[[ Data supplied open ]]

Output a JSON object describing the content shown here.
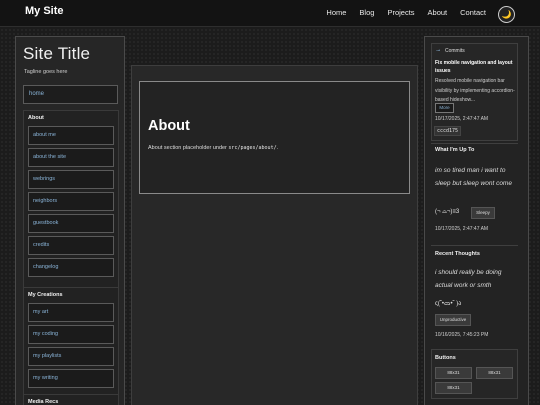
{
  "header": {
    "site_name": "My Site",
    "nav": [
      "Home",
      "Blog",
      "Projects",
      "About",
      "Contact"
    ],
    "theme_toggle_glyph": "🌙"
  },
  "left_sidebar": {
    "title": "Site Title",
    "tagline": "Tagline goes here",
    "home_link": "home",
    "groups": [
      {
        "heading": "About",
        "items": [
          "about me",
          "about the site",
          "webrings",
          "neighbors",
          "guestbook",
          "credits",
          "changelog"
        ]
      },
      {
        "heading": "My Creations",
        "items": [
          "my art",
          "my coding",
          "my playlists",
          "my writing"
        ]
      },
      {
        "heading": "Media Recs",
        "items": []
      }
    ]
  },
  "main": {
    "title": "About",
    "text_before": "About section placeholder under ",
    "text_code": "src/pages/about/",
    "text_after": "."
  },
  "right_sidebar": {
    "commits": {
      "icon": "commit-icon",
      "heading": "Commits",
      "title": "Fix mobile navigation and layout issues",
      "body": "Resolved mobile navigation bar visibility by implementing accordion-based hideshow...",
      "more_label": "More",
      "timestamp": "10/17/2025, 2:47:47 AM",
      "sha": "cccd175"
    },
    "up_to": {
      "heading": "What I'm Up To",
      "text": "im so tired man i want to sleep but sleep wont come",
      "emoticon": "(¬ ⌓¬)≡3",
      "mood": "Sleepy",
      "timestamp": "10/17/2025, 2:47:47 AM"
    },
    "thoughts": {
      "heading": "Recent Thoughts",
      "text": "i should really be doing actual work or smth",
      "emoticon": "ς(˘•ᯅ•˘ )ა",
      "mood": "Unproductive",
      "timestamp": "10/16/2025, 7:45:23 PM"
    },
    "buttons": {
      "heading": "Buttons",
      "items": [
        "88x31",
        "88x31",
        "88x31"
      ]
    }
  }
}
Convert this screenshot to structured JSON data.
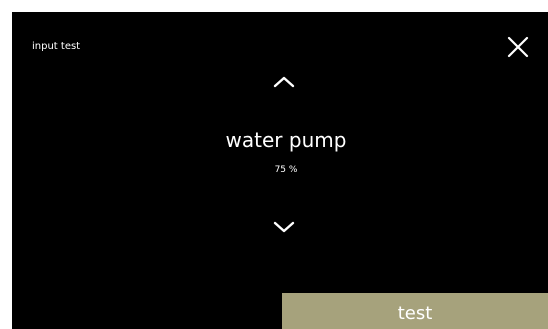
{
  "screen": {
    "title": "input test",
    "item": {
      "name": "water pump",
      "value": "75 %"
    },
    "close_icon": "close-icon",
    "up_icon": "chevron-up-icon",
    "down_icon": "chevron-down-icon",
    "test_button": {
      "label": "test"
    }
  },
  "colors": {
    "background": "#000000",
    "text": "#ffffff",
    "accent": "#a6a27c"
  }
}
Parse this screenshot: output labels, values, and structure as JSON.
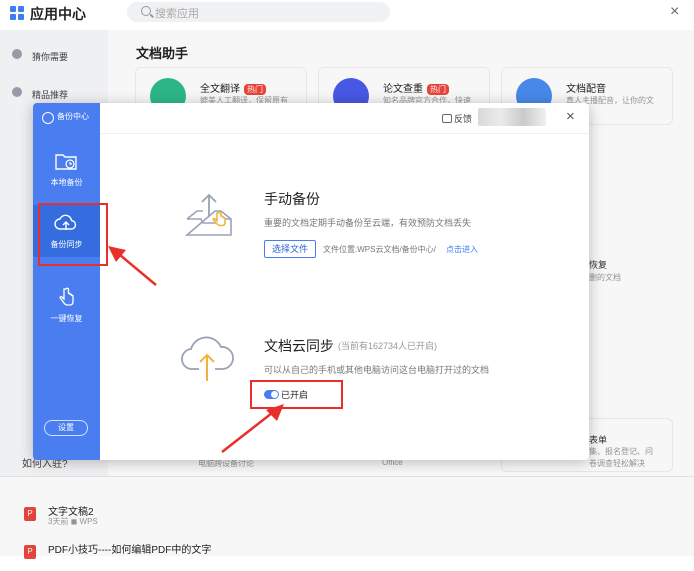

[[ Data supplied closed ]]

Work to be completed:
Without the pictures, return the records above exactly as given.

Expected answer:
Output a JSON object describing the content shown here.
{
  "header": {
    "site_name": "My Site",
    "nav": [
      "Home",
      "Blog",
      "Projects",
      "About",
      "Contact"
    ],
    "theme_toggle_glyph": "🌙"
  },
  "left_sidebar": {
    "title": "Site Title",
    "tagline": "Tagline goes here",
    "home_link": "home",
    "groups": [
      {
        "heading": "About",
        "items": [
          "about me",
          "about the site",
          "webrings",
          "neighbors",
          "guestbook",
          "credits",
          "changelog"
        ]
      },
      {
        "heading": "My Creations",
        "items": [
          "my art",
          "my coding",
          "my playlists",
          "my writing"
        ]
      },
      {
        "heading": "Media Recs",
        "items": []
      }
    ]
  },
  "main": {
    "title": "About",
    "text_before": "About section placeholder under ",
    "text_code": "src/pages/about/",
    "text_after": "."
  },
  "right_sidebar": {
    "commits": {
      "icon": "commit-icon",
      "heading": "Commits",
      "title": "Fix mobile navigation and layout issues",
      "body": "Resolved mobile navigation bar visibility by implementing accordion-based hideshow...",
      "more_label": "More",
      "timestamp": "10/17/2025, 2:47:47 AM",
      "sha": "cccd175"
    },
    "up_to": {
      "heading": "What I'm Up To",
      "text": "im so tired man i want to sleep but sleep wont come",
      "emoticon": "(¬ ⌓¬)≡3",
      "mood": "Sleepy",
      "timestamp": "10/17/2025, 2:47:47 AM"
    },
    "thoughts": {
      "heading": "Recent Thoughts",
      "text": "i should really be doing actual work or smth",
      "emoticon": "ς(˘•ᯅ•˘ )ა",
      "mood": "Unproductive",
      "timestamp": "10/16/2025, 7:45:23 PM"
    },
    "buttons": {
      "heading": "Buttons",
      "items": [
        "88x31",
        "88x31",
        "88x31"
      ]
    }
  }
}
Convert this screenshot to structured JSON data.
{
  "screen": {
    "title": "input test",
    "item": {
      "name": "water pump",
      "value": "75 %"
    },
    "close_icon": "close-icon",
    "up_icon": "chevron-up-icon",
    "down_icon": "chevron-down-icon",
    "test_button": {
      "label": "test"
    }
  },
  "colors": {
    "background": "#000000",
    "text": "#ffffff",
    "accent": "#a6a27c"
  }
}
Parse this screenshot: output labels, values, and structure as JSON.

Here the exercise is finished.